#7.) Abel Baker, C. Another guy who tore up the Pioneer League (.306/.406/.471), Baker was the team’s 7th-round pick in 2011. Lefty-swinging catchers can get long looks, and Baker is a decent defender behind the dish. At 21, he’s got to prove he can keep things going in Cedar Rapids this year; if he posts an OBP over .350 again, he could well be the team’s catcher of the future, at least as the long half of a platoon. Grade: C+
#8.) Logan Odom, RHP. Picked a round after Baker, Odom is a gigantic righthander who doesn’t really know where the ball is going, which is a bit of a problem for a guy already 22 years old (is it just me, or am I starting to overuse the “already X years old” thing in this piece?) In 51 1/3 innings, he walked 32 batters, hit another seven, and uncorked 13 wild pitches, and he hasn’t even seen full-season ball yet. When he misses, he tends to miss down rather than up, at least, and he struck out 60 batters. Odom is probably best cast as a reliever long-term, but there’s an outside chance he could become a rotation workhorse. Grade: C+

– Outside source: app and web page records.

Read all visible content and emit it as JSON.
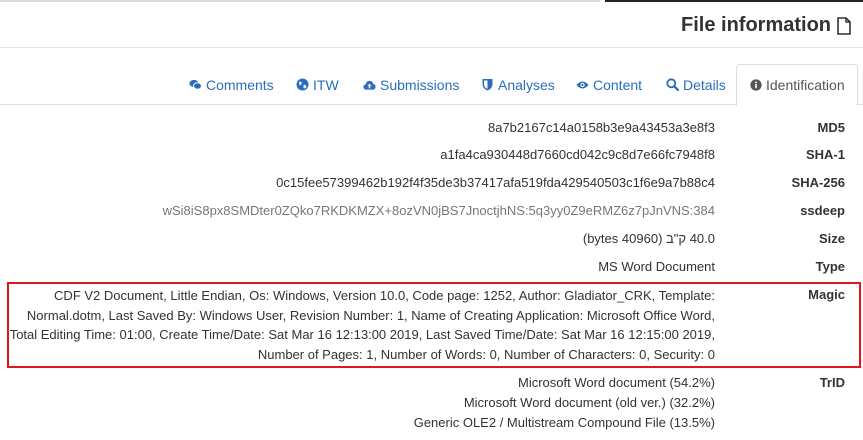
{
  "header": {
    "title": "File information"
  },
  "tabs": [
    {
      "label": "Comments",
      "icon": "comments-icon"
    },
    {
      "label": "ITW",
      "icon": "globe-icon"
    },
    {
      "label": "Submissions",
      "icon": "cloud-upload-icon"
    },
    {
      "label": "Analyses",
      "icon": "shield-icon"
    },
    {
      "label": "Content",
      "icon": "eye-icon"
    },
    {
      "label": "Details",
      "icon": "search-icon"
    },
    {
      "label": "Identification",
      "icon": "info-circle-icon",
      "active": true
    }
  ],
  "fields": {
    "md5": {
      "label": "MD5",
      "value": "8a7b2167c14a0158b3e9a43453a3e8f3"
    },
    "sha1": {
      "label": "SHA-1",
      "value": "a1fa4ca930448d7660cd042c9c8d7e66fc7948f8"
    },
    "sha256": {
      "label": "SHA-256",
      "value": "0c15fee57399462b192f4f35de3b37417afa519fda429540503c1f6e9a7b88c4"
    },
    "ssdeep": {
      "label": "ssdeep",
      "value": "wSi8iS8px8SMDter0ZQko7RKDKMZX+8ozVN0jBS7JnoctjhNS:5q3yy0Z9eRMZ6z7pJnVNS:384"
    },
    "size": {
      "label": "Size",
      "value": "40.0 ק\"ב (40960 bytes)"
    },
    "type": {
      "label": "Type",
      "value": "MS Word Document"
    },
    "magic": {
      "label": "Magic",
      "lines": [
        "CDF V2 Document, Little Endian, Os: Windows, Version 10.0, Code page: 1252, Author: Gladiator_CRK, Template:",
        "Normal.dotm, Last Saved By: Windows User, Revision Number: 1, Name of Creating Application: Microsoft Office Word,",
        "Total Editing Time: 01:00, Create Time/Date: Sat Mar 16 12:13:00 2019, Last Saved Time/Date: Sat Mar 16 12:15:00 2019,",
        "Number of Pages: 1, Number of Words: 0, Number of Characters: 0, Security: 0"
      ]
    },
    "trid": {
      "label": "TrID",
      "lines": [
        "Microsoft Word document (54.2%)",
        "Microsoft Word document (old ver.) (32.2%)",
        "Generic OLE2 / Multistream Compound File (13.5%)"
      ]
    }
  },
  "colors": {
    "link": "#2a6ebb",
    "highlight_border": "#e0161e"
  }
}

#9.) Cam Bedrosian, RHP. Bedrosian joined Martinez Mesa in missing all of 2011, in his case due to Tommy John surgery. Unlike many of the Angels prospects, he could somewhat afford to miss a year, as he’ll be just 20 for the entire 2012 season. The 29th overall pick in 2010, the small righthander is seen by many as a late-game reliever; while the Angels initially may work him as a starter, he may be even more likely to move to the bullpen thanks to his injury problems. Obviously, he could rank far higher after 2012 if he comes back strong in the rotation. Grade: C+
#10.) Jeremy Moore, OF. Moore gets a lot of hype, but a 114/21 K/BB is the sort of thing that I just can’t get over. He did hit .298/.331/.545 in Triple-A, but Salt Lake can inflate numbers like crazy, as can the PCL as a whole (on the road, he hit .282/.311/.519)–and he’s going to be 25 early in the season. A fairly athletic player who played mostly right field last year, he could make for a decent fourth outfielder if he can play center at a decent level. Grade: C

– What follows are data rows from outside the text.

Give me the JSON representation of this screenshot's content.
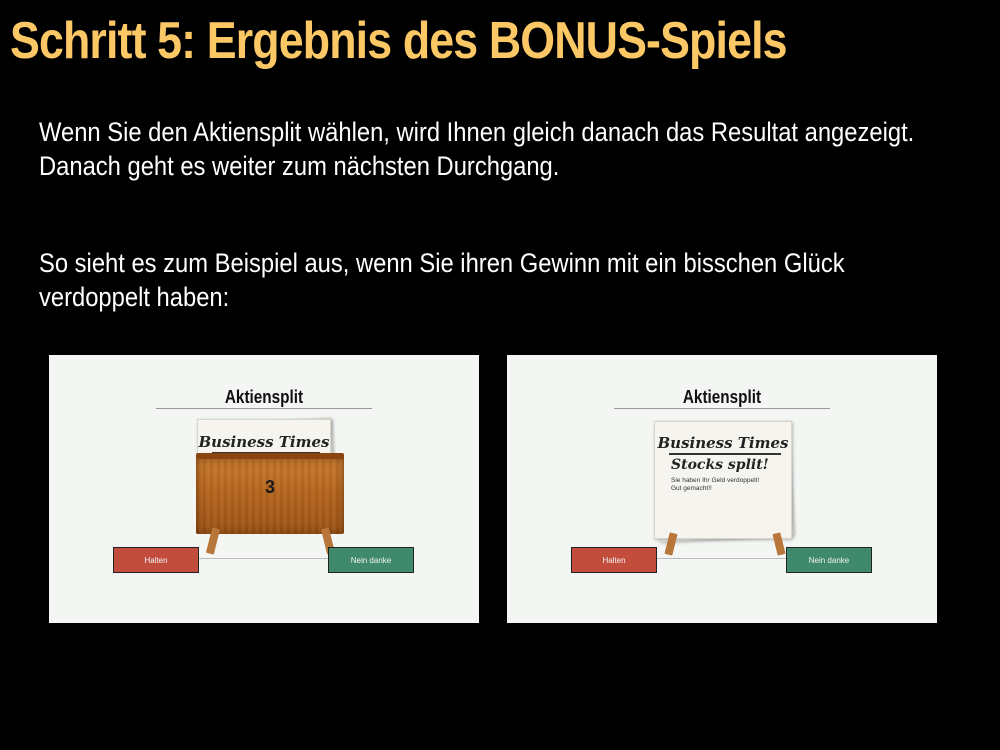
{
  "title": "Schritt 5: Ergebnis des BONUS-Spiels",
  "paragraph1": {
    "line1": "Wenn Sie den Aktiensplit wählen, wird Ihnen gleich danach das Resultat angezeigt.",
    "line2": "Danach geht es weiter zum nächsten Durchgang."
  },
  "paragraph2": {
    "line1": "So sieht es zum Beispiel aus, wenn Sie ihren Gewinn mit ein bisschen Glück",
    "line2": "verdoppelt haben:"
  },
  "screenshots": [
    {
      "title": "Aktiensplit",
      "masthead": "Business Times",
      "crate_number": "3",
      "button_left": "Halten",
      "button_right": "Nein danke"
    },
    {
      "title": "Aktiensplit",
      "masthead": "Business Times",
      "headline": "Stocks split!",
      "message_line1": "Sie haben Ihr Geld verdoppelt!",
      "message_line2": "Gut gemacht!!",
      "button_left": "Halten",
      "button_right": "Nein danke"
    }
  ],
  "colors": {
    "background": "#000000",
    "title": "#fcc866",
    "text": "#ffffff",
    "button_red": "#c24d3d",
    "button_green": "#3f8a6d"
  }
}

The complete list of S2S 2012 Team Prospect Rankings can be found here.
For more on the Angels, check out Halo Hangout.
Topics: Abel Baker, Alexi Amarista, Ariel Pena, C.J. Cron, Cam Bedrosian, Carlos Ramirez, Daniel Tillman, Darwin Perez, Fabio Martinez Mesa, Garrett Richards, Jean Segura, Jeremy Moore, John Hellweg, Kaleb Cowart, Kole Calhoun, Logan Odom, Los Angeles Angels, Luis Jimenez, Matt Long, Mike Trout, Nick Maronde, Randal Grichuk, Ryan Mount, Steve Geltz, Taylor Lindsey, Travis Witherspoon